IndyCar drivers are part of a growing group of athletes who are getting into the crypto sponsorship game. One such driver is Conor Daly, who has a Bitcoin bonus built into his contract should he win the Indianapolis 500.
Crypto and IndyCar Racing
Various IndyCar drivers and athletes have gotten into the crypto sponsorship game. However, it is a curious concept to IndyCar fans. Despite this, crypto sponsorship is helping to provide much-needed sponsorship funds to pay the bills, and salaries of athletes and teams.
Ed Carpenter, an IndyCar team owner, is a staunch believer in new tech. His team, Ed Carpenter Racing, is better known as the Bitcoin Racing Team since both Daly and Rinus VeeKay drive Chevrolets sponsored by BitNile, which runs a Bitcoin mining data center.
During a speech that he gave at the Bitcoin 2021 conference, Carpenter said that he believes crypto companies can become a stead sponsor, providing crucial funding to race teams. Carpenter said that he does not look at the day-to-day volatility. He believes in it for the long haul.
Race Car drivers around the world hope crypto sponsorships can stir interest in fans to educate themselves about crypto coins. As more fans enter the market, the more likely it is that new tech firms will invest in racecar sponsorships.
Not Everyone Believes It Is a Lasting Solution
According to Stuart Madnick, an IT professor at MIT Sloan School of Management, it might not be a long-term solution when it comes to sponsorship. He noted that in the crypto sector, the long-term often refers to next week.
Landon Cassill, a NASCAR driver and crypto enthusiast has a different opinion. Cassill has an Infinity Series sponsorship with Voyager Digital, which is a crypto trading platform. During an ABC News interview, the NASCAR driver conceded that new technology markets are volatile. He added that he was a veteran in the space, and was familiar with market volatility. Cassill added that he trades the markets on Voyager. According to him, he has made some good trades in recent weeks.
Sports and Crypto Sponsorships
Sports teams and leagues were amongst the first to begin using crypto. For instance, the downtown home of the NHL’s Kings, Lakers, Clippers, and the WNBA’s Sparks changes its name in 2021 to Crypto.com Arena as part of a $700 million deal spanning 20 years.
Crypto.com has been on a spending spree in recent months. Besides the stadium deal, it also struck a sponsorship deal with F1, the UFC, and the NHL’s Montreal Canadiens. Additionally, it bought the Philadelphia 76ers’ uniform sponsorship patch.
Crypto Is Going Mainstream But It Is Still Tough

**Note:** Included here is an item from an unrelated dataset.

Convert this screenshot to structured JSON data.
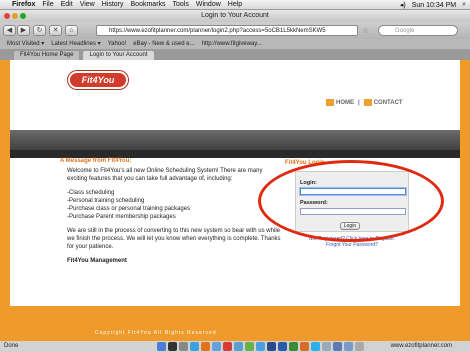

These sponsorship deals are a sign that crypto is going mainstream, and firms are trying to get as big a chunk of the mainstream market as possible. However, landing a sponsorship in this sector can be tough, as NASCAR driver Landon Cassill conceded. He noted that it could be tough to mingle with the crypto crowd since the jargon they use can be complex. According to Cassil, the lingo was so new that if you had not been in it for a while, it was hard to know what was going on just based on the headlines.